Items from a dataset:
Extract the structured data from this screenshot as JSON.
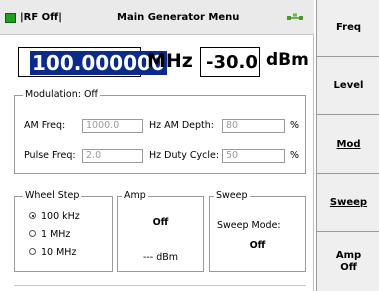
{
  "header": {
    "rf_status": "|RF Off|",
    "title": "Main Generator Menu",
    "rf_led_color": "#20a020",
    "network_icon": "network-icon"
  },
  "frequency": {
    "value": "100.000000",
    "unit": "MHz"
  },
  "level": {
    "value": "-30.0",
    "unit": "dBm"
  },
  "modulation": {
    "title": "Modulation: Off",
    "am_freq_label": "AM Freq:",
    "am_freq_value": "1000.0",
    "am_depth_label": "Hz AM Depth:",
    "am_depth_value": "80",
    "am_depth_unit": "%",
    "pulse_freq_label": "Pulse Freq:",
    "pulse_freq_value": "2.0",
    "duty_cycle_label": "Hz Duty Cycle:",
    "duty_cycle_value": "50",
    "duty_cycle_unit": "%"
  },
  "wheel_step": {
    "title": "Wheel Step",
    "options": [
      "100 kHz",
      "1 MHz",
      "10 MHz"
    ],
    "selected": "100 kHz"
  },
  "amp": {
    "title": "Amp",
    "state": "Off",
    "level": "--- dBm"
  },
  "sweep": {
    "title": "Sweep",
    "mode_label": "Sweep Mode:",
    "mode_value": "Off"
  },
  "softkeys": [
    {
      "label": "Freq",
      "label2": ""
    },
    {
      "label": "Level",
      "label2": ""
    },
    {
      "label": "Mod",
      "label2": ""
    },
    {
      "label": "Sweep",
      "label2": ""
    },
    {
      "label": "Amp",
      "label2": "Off"
    }
  ],
  "colors": {
    "selection": "#0c2a8a",
    "panel_bg": "#efefef"
  }
}
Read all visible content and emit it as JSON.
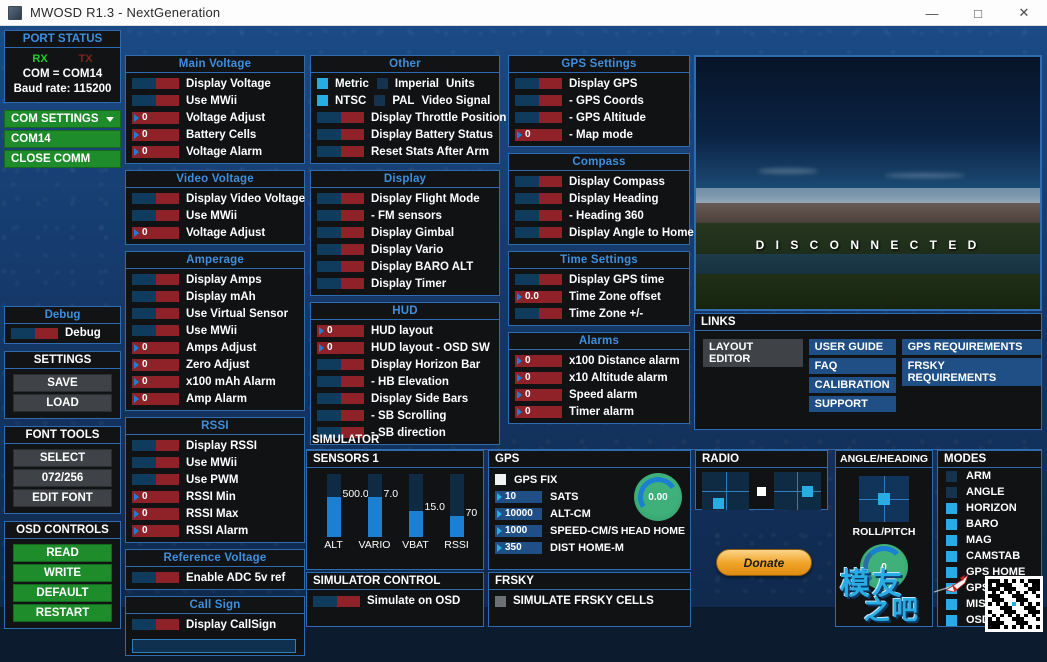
{
  "window": {
    "title": "MWOSD R1.3 - NextGeneration",
    "minimize": "—",
    "maximize": "□",
    "close": "✕"
  },
  "sidebar": {
    "port_status": {
      "title": "PORT STATUS",
      "rx": "RX",
      "tx": "TX",
      "com": "COM = COM14",
      "baud": "Baud rate: 115200"
    },
    "com_settings": {
      "label": "COM SETTINGS",
      "selected_port": "COM14",
      "close_comm": "CLOSE COMM"
    },
    "debug": {
      "title": "Debug",
      "label": "Debug"
    },
    "settings": {
      "title": "SETTINGS",
      "save": "SAVE",
      "load": "LOAD"
    },
    "font_tools": {
      "title": "FONT TOOLS",
      "select": "SELECT",
      "counter": "072/256",
      "edit_font": "EDIT FONT"
    },
    "osd_controls": {
      "title": "OSD CONTROLS",
      "read": "READ",
      "write": "WRITE",
      "default": "DEFAULT",
      "restart": "RESTART"
    }
  },
  "main_voltage": {
    "title": "Main Voltage",
    "items": [
      {
        "label": "Display Voltage",
        "type": "toggle"
      },
      {
        "label": "Use MWii",
        "type": "toggle"
      },
      {
        "label": "Voltage Adjust",
        "type": "spin",
        "value": "0"
      },
      {
        "label": "Battery Cells",
        "type": "spin",
        "value": "0"
      },
      {
        "label": "Voltage Alarm",
        "type": "spin",
        "value": "0"
      }
    ]
  },
  "video_voltage": {
    "title": "Video Voltage",
    "items": [
      {
        "label": "Display Video Voltage",
        "type": "toggle"
      },
      {
        "label": "Use MWii",
        "type": "toggle"
      },
      {
        "label": "Voltage Adjust",
        "type": "spin",
        "value": "0"
      }
    ]
  },
  "amperage": {
    "title": "Amperage",
    "items": [
      {
        "label": "Display Amps",
        "type": "toggle"
      },
      {
        "label": "Display mAh",
        "type": "toggle"
      },
      {
        "label": "Use Virtual Sensor",
        "type": "toggle"
      },
      {
        "label": "Use MWii",
        "type": "toggle"
      },
      {
        "label": "Amps Adjust",
        "type": "spin",
        "value": "0"
      },
      {
        "label": "Zero Adjust",
        "type": "spin",
        "value": "0"
      },
      {
        "label": "x100 mAh Alarm",
        "type": "spin",
        "value": "0"
      },
      {
        "label": "Amp Alarm",
        "type": "spin",
        "value": "0"
      }
    ]
  },
  "rssi": {
    "title": "RSSI",
    "items": [
      {
        "label": "Display RSSI",
        "type": "toggle"
      },
      {
        "label": "Use MWii",
        "type": "toggle"
      },
      {
        "label": "Use PWM",
        "type": "toggle"
      },
      {
        "label": "RSSI Min",
        "type": "spin",
        "value": "0"
      },
      {
        "label": "RSSI Max",
        "type": "spin",
        "value": "0"
      },
      {
        "label": "RSSI Alarm",
        "type": "spin",
        "value": "0"
      }
    ]
  },
  "reference_voltage": {
    "title": "Reference Voltage",
    "items": [
      {
        "label": "Enable ADC 5v ref",
        "type": "toggle"
      }
    ]
  },
  "call_sign": {
    "title": "Call Sign",
    "items": [
      {
        "label": "Display CallSign",
        "type": "toggle"
      }
    ],
    "input_value": ""
  },
  "other": {
    "title": "Other",
    "units_row": {
      "metric": "Metric",
      "imperial": "Imperial",
      "label": "Units",
      "metric_checked": true,
      "imperial_checked": false
    },
    "video_row": {
      "ntsc": "NTSC",
      "pal": "PAL",
      "label": "Video Signal",
      "ntsc_checked": true,
      "pal_checked": false
    },
    "items": [
      {
        "label": "Display Throttle Position",
        "type": "toggle"
      },
      {
        "label": "Display Battery Status",
        "type": "toggle"
      },
      {
        "label": "Reset Stats After Arm",
        "type": "toggle"
      }
    ]
  },
  "display": {
    "title": "Display",
    "items": [
      {
        "label": "Display Flight Mode",
        "type": "toggle"
      },
      {
        "label": " - FM sensors",
        "type": "toggle"
      },
      {
        "label": "Display Gimbal",
        "type": "toggle"
      },
      {
        "label": "Display Vario",
        "type": "toggle"
      },
      {
        "label": "Display BARO ALT",
        "type": "toggle"
      },
      {
        "label": "Display Timer",
        "type": "toggle"
      }
    ]
  },
  "hud": {
    "title": "HUD",
    "items": [
      {
        "label": "HUD layout",
        "type": "spin",
        "value": "0"
      },
      {
        "label": "HUD layout - OSD SW",
        "type": "spin",
        "value": "0"
      },
      {
        "label": "Display Horizon Bar",
        "type": "toggle"
      },
      {
        "label": " - HB Elevation",
        "type": "toggle"
      },
      {
        "label": "Display Side Bars",
        "type": "toggle"
      },
      {
        "label": " - SB Scrolling",
        "type": "toggle"
      },
      {
        "label": " - SB direction",
        "type": "toggle"
      }
    ]
  },
  "gps_settings": {
    "title": "GPS Settings",
    "items": [
      {
        "label": "Display GPS",
        "type": "toggle"
      },
      {
        "label": " - GPS Coords",
        "type": "toggle"
      },
      {
        "label": " - GPS Altitude",
        "type": "toggle"
      },
      {
        "label": " - Map mode",
        "type": "spin",
        "value": "0"
      }
    ]
  },
  "compass": {
    "title": "Compass",
    "items": [
      {
        "label": "Display Compass",
        "type": "toggle"
      },
      {
        "label": "Display Heading",
        "type": "toggle"
      },
      {
        "label": " - Heading 360",
        "type": "toggle"
      },
      {
        "label": "Display Angle to Home",
        "type": "toggle"
      }
    ]
  },
  "time_settings": {
    "title": "Time Settings",
    "items": [
      {
        "label": "Display GPS time",
        "type": "toggle"
      },
      {
        "label": "Time Zone offset",
        "type": "spin",
        "value": "0.0"
      },
      {
        "label": "Time Zone +/-",
        "type": "toggle"
      }
    ]
  },
  "alarms": {
    "title": "Alarms",
    "items": [
      {
        "label": "x100 Distance alarm",
        "type": "spin",
        "value": "0"
      },
      {
        "label": "x10   Altitude alarm",
        "type": "spin",
        "value": "0"
      },
      {
        "label": "Speed alarm",
        "type": "spin",
        "value": "0"
      },
      {
        "label": "Timer alarm",
        "type": "spin",
        "value": "0"
      }
    ]
  },
  "video_preview": {
    "status": "D I S C O N N E C T E D"
  },
  "links": {
    "title": "LINKS",
    "col1": [
      "LAYOUT EDITOR"
    ],
    "col2": [
      "USER GUIDE",
      "FAQ",
      "CALIBRATION",
      "SUPPORT"
    ],
    "col3": [
      "GPS REQUIREMENTS",
      "FRSKY REQUIREMENTS"
    ]
  },
  "simulator": {
    "title": "SIMULATOR",
    "sensors": {
      "title": "SENSORS 1",
      "sliders": [
        {
          "name": "ALT",
          "value": "500.0",
          "fill_pct": 63
        },
        {
          "name": "VARIO",
          "value": "7.0",
          "fill_pct": 63
        },
        {
          "name": "VBAT",
          "value": "15.0",
          "fill_pct": 42
        },
        {
          "name": "RSSI",
          "value": "70",
          "fill_pct": 33
        }
      ]
    },
    "control": {
      "title": "SIMULATOR CONTROL",
      "label": "Simulate on OSD"
    },
    "gps": {
      "title": "GPS",
      "fix_label": "GPS FIX",
      "fix_checked": true,
      "rows": [
        {
          "value": "10",
          "label": "SATS"
        },
        {
          "value": "10000",
          "label": "ALT-CM"
        },
        {
          "value": "1000",
          "label": "SPEED-CM/S"
        },
        {
          "value": "350",
          "label": "DIST HOME-M"
        }
      ],
      "head_home_value": "0.00",
      "head_home_label": "HEAD HOME"
    },
    "frsky": {
      "title": "FRSKY",
      "label": "SIMULATE FRSKY CELLS",
      "checked": false
    },
    "radio": {
      "title": "RADIO"
    },
    "donate": "Donate",
    "angle_heading": {
      "title": "ANGLE/HEADING",
      "roll_pitch_label": "ROLL/PITCH",
      "heading_value": "0"
    },
    "modes": {
      "title": "MODES",
      "items": [
        {
          "label": "ARM",
          "checked": false
        },
        {
          "label": "ANGLE",
          "checked": false
        },
        {
          "label": "HORIZON",
          "checked": true
        },
        {
          "label": "BARO",
          "checked": true
        },
        {
          "label": "MAG",
          "checked": true
        },
        {
          "label": "CAMSTAB",
          "checked": true
        },
        {
          "label": "GPS HOME",
          "checked": true
        },
        {
          "label": "GPS HOLD",
          "checked": true
        },
        {
          "label": "MISSION",
          "checked": true
        },
        {
          "label": "OSD SW",
          "checked": true
        }
      ]
    }
  },
  "watermark": {
    "line1": "模友",
    "line2": "之吧"
  },
  "colors": {
    "accent_blue": "#3d8fe0",
    "toggle_blue": "#0f3b5c",
    "toggle_red": "#8f2229",
    "green_button": "#1e8c2a",
    "checkbox_on": "#29ace3",
    "donate_orange": "#f0a62a"
  }
}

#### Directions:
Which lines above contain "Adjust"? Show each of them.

#### Exercise response:
        "label": "Voltage Adjust",
        "label": "Voltage Adjust",
        "label": "Amps Adjust",
        "label": "Zero Adjust",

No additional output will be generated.